Spring is the favorite season of many Texans—but when April showers turn into storms, they can be accompanied by dangerous conditions. Lightning kills an average of 93 Americans and injures 300 more every year, and flash floods result in 140 fatalities, according to the National Weather Service.
Thunderstorms are most likely to happen in the spring and summer months during afternoon and evening hours—but they can occur year-round and at all hours. Flash flood waves move at incredible speeds and can tear out trees and destroy buildings; walls of water can reach 20 feet or much more. Flash flooding deaths often occur at night and when victims are caught in cars.
Below are some safety tips to follow—regardless of the type of weather emergency—during this beautiful but sometimes stormy time of year.
Power Outage Tips
Before you call your co-op to report an outage, make sure you haven’t blown a fuse or tripped a breaker. Look outside to see if your neighbors’ lights are off.
When you call, tell your co-op if you heard any unusual sounds or can see any downed wires in the neighborhood.
Keep emergency numbers handy. Add your electric co-op’s number to the list. Keep a copy of the list in every vehicle, too.
Always consider downed power lines to be deadly. Don’t go near them and don’t let anyone else near them. Report the situation to your electric co-op immediately.
Keep plenty of flashlights in your house, preferably one on each floor. Make sure the batteries are fresh and easy to access. Keep a light in each vehicle, too.
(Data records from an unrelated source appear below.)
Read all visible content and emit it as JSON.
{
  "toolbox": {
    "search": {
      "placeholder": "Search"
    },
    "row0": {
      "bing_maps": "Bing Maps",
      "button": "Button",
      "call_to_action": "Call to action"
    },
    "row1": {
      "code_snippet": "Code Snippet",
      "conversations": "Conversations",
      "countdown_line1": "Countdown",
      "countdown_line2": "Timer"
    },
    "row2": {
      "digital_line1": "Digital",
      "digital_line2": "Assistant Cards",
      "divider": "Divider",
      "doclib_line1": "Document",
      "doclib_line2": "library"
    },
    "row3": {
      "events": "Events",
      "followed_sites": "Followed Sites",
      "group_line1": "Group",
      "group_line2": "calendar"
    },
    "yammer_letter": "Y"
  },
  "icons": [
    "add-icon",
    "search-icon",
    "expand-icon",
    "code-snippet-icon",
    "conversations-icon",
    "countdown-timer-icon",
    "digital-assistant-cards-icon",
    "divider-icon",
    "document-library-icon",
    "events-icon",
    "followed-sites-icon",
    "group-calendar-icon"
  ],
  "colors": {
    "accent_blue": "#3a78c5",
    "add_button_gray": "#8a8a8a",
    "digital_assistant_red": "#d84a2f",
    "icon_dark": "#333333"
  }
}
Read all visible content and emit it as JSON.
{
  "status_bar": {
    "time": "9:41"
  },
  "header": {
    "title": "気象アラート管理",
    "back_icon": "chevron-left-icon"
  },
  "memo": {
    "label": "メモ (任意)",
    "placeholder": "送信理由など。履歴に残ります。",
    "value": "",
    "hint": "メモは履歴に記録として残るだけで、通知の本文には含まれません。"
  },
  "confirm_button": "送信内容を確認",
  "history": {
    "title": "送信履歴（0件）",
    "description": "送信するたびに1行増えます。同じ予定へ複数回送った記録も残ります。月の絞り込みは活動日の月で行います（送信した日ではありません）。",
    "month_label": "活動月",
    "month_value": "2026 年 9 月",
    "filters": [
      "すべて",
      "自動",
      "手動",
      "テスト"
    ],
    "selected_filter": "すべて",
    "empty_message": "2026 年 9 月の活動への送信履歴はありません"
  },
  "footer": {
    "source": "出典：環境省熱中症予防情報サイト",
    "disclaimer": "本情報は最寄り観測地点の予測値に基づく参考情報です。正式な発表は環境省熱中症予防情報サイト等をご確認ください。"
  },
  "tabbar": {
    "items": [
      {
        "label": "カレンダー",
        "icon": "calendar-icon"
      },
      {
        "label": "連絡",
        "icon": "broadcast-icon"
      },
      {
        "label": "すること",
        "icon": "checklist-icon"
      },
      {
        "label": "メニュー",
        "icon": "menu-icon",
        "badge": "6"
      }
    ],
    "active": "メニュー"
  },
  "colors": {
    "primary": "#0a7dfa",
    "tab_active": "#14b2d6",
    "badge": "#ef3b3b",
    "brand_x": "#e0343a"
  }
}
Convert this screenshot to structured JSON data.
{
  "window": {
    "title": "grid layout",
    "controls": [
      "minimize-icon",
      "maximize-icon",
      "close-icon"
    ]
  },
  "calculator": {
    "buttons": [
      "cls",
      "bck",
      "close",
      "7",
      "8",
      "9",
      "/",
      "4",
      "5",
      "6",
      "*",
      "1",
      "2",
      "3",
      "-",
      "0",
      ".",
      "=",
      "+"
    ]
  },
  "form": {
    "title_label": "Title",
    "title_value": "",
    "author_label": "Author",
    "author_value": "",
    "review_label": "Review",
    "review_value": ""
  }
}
Have a battery-powered radio in your home, and keep fresh batteries at the ready.
Have one or more power banks charged and accessible so that you can keep a cellphone charged during an outage. A working cellphone can keep you connected and informed when everything else goes dark.
Monitor updates about widespread power outages via radio broadcasts, or text or social media updates on your cellphone.
Keep the refrigerator door closed, and open it only when absolutely necessary. Food will keep for several hours in a closed, unpowered refrigerator and up to two days in the freezer if the door stays shut.
If you use a generator during a power outage, remember that improper hookup can create serious problems in safety and service. The proper transfer switch is extremely important. Please contact your electric co-op well before an emergency for information on installing and using standby generators.
Lightning Safety Tips
If you are caught outside, do not stand under tall objects. Go to a low place, such as a ravine or ditch. If you are in a group in the open, stay several yards apart from each other.
Avoid water and metal, including tractors and other metal equipment or vehicles.
If you are caught on a level field far from shelter and you feel your hair stand on end, lightning may be about to strike you. Drop to your knees and bend forward, putting your hands on your knees. Do not lie flat on the ground.
Flooding Safety Tips
If time permits after a flood warning is issued, take essential items to safe ground. Move to high ground immediately, before the escape route is cut off.
Do not drive through flooded areas. A car can easily be carried away by just 2 feet of water, and nearly half of all flood fatalities occur in vehicles. If your vehicle stalls in a flooded area, abandon it and seek higher ground.
If your home is flooded, keep the power turned off until the water has been removed and the electrical system inspected.